Unlike in most science-fiction or investigative dramas, the primary investigative agent of Fringe is a woman. As in many shows in general, there is a man (Peter), and a woman (Olivia), and the unresolved sexual tension between the two of them could break down the barriers between alternate universes—which, if you’ve seen Fringe, it sort of does.
Did I mention Olivia strips down to her undergarments in the very first episode?
The feminization of Olivia’s character does not stop at titillation or love, however. During the first season, Olivia’s sister and niece move in, thus humanizing (or womanizing) Olivia without actually limiting the show by giving Olivia a child of her own. The viewer gets to see Olivia reading bedtime stories and skipping trips to the amusement park for work, but she can still go on dangerous assignments without the guilt of (or the audience’s judgment for) leaving a child motherless. As far as female representation goes, it’s a clever way to make sure we remember that this character is not a heartless automaton a la common perceptions of Hilary Clinton, even as she solves case after case after case.
Most of the women in Fringe are subjected to this feminization. Astrid Farnsworth, for instance, is theoretically an FBI agent and Olivia’s assistant. In practice, she is Walter’s lab assistant/babysitter. Not only does Astrid exist in the background for most episodes, but she also spends most of her time playing secretary, a role women are often confined to so that a show can increase female representation without actually having female characters do anything. Even Nina Sharp, the Fringe unit’s continuous nemesis/ally, is implied to have romantic feelings for William Bell, the head of Massive Dynamic. Depending on interpretation, many of her actions can be traced back to this bond.

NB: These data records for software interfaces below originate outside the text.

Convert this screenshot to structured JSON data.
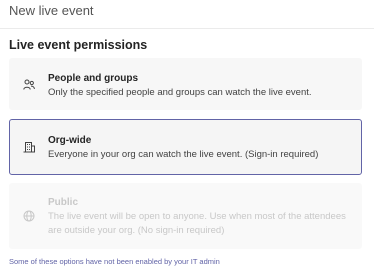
{
  "header": {
    "title": "New live event"
  },
  "section": {
    "title": "Live event permissions"
  },
  "options": [
    {
      "title": "People and groups",
      "description": "Only the specified people and groups can watch the live event.",
      "icon": "people-icon",
      "state": "enabled"
    },
    {
      "title": "Org-wide",
      "description": "Everyone in your org can watch the live event. (Sign-in required)",
      "icon": "building-icon",
      "state": "selected"
    },
    {
      "title": "Public",
      "description": "The live event will be open to anyone. Use when most of the attendees are outside your org. (No sign-in required)",
      "icon": "globe-icon",
      "state": "disabled"
    }
  ],
  "footnote": "Some of these options have not been enabled by your IT admin",
  "colors": {
    "accent": "#6264a7",
    "disabled_text": "#c8c8c8",
    "card_background": "#f7f7f7"
  }
}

Nevertheless, Fringe is progressive in a number of ways. Despite the issues in her presentation, Olivia, the show’s main character, is the one who carries a gun and makes discoveries. When a body is found under strange circumstances, Olivia Dunham is the first agent called, and typically the one to save the day. When kidnapped, Olivia saves herself.
Then there is Nina Sharp. Although William Bell is the puppeteer behind many strings, Nina controls nearly all of Massive Dynamics’ current actions and is the person the Fringe unit negotiates with, the person the Fringe unit threatens, the person the Fringe unit actually communicates with. Many confrontations occur between Olivia and Nina, and most men they discuss are the bad guys of the week, rather than one of Nina or Olivia’s love interests.
Nina Sharp is not simply a villain or a lackey who can be dismissed. Rather, she is a power in and of herself—a depiction of women difficult to find on contemporary television.
So, what can we learn from these three shows, which, while certainly not representative of television as a whole, do demonstrate much of the breadth of female characters? For one, while still underrepresented, women do have a substantial presence on television. Slowly but surely, their interests and positions in structures of power seem to be increasing beyond loving, caring, and mothering.
That said, women’s characters remain anchored by “feminine” characteristics. Women remain love interests, nurturers, mothers first. And while there is nothing wrong with any particular woman having such characterization, the problem comes in when that is the extent of women’s representation. When men are always more interesting. When men have a greater breadth of things they can do, do do, are allowed to do.
Such inequality not only reinforces outdated stereotypes but it is also stale and boring. It leads to predictable plotlines, predictable television. And with the amount of television out there, who really wants to sit down and watch the same old thing over and over again?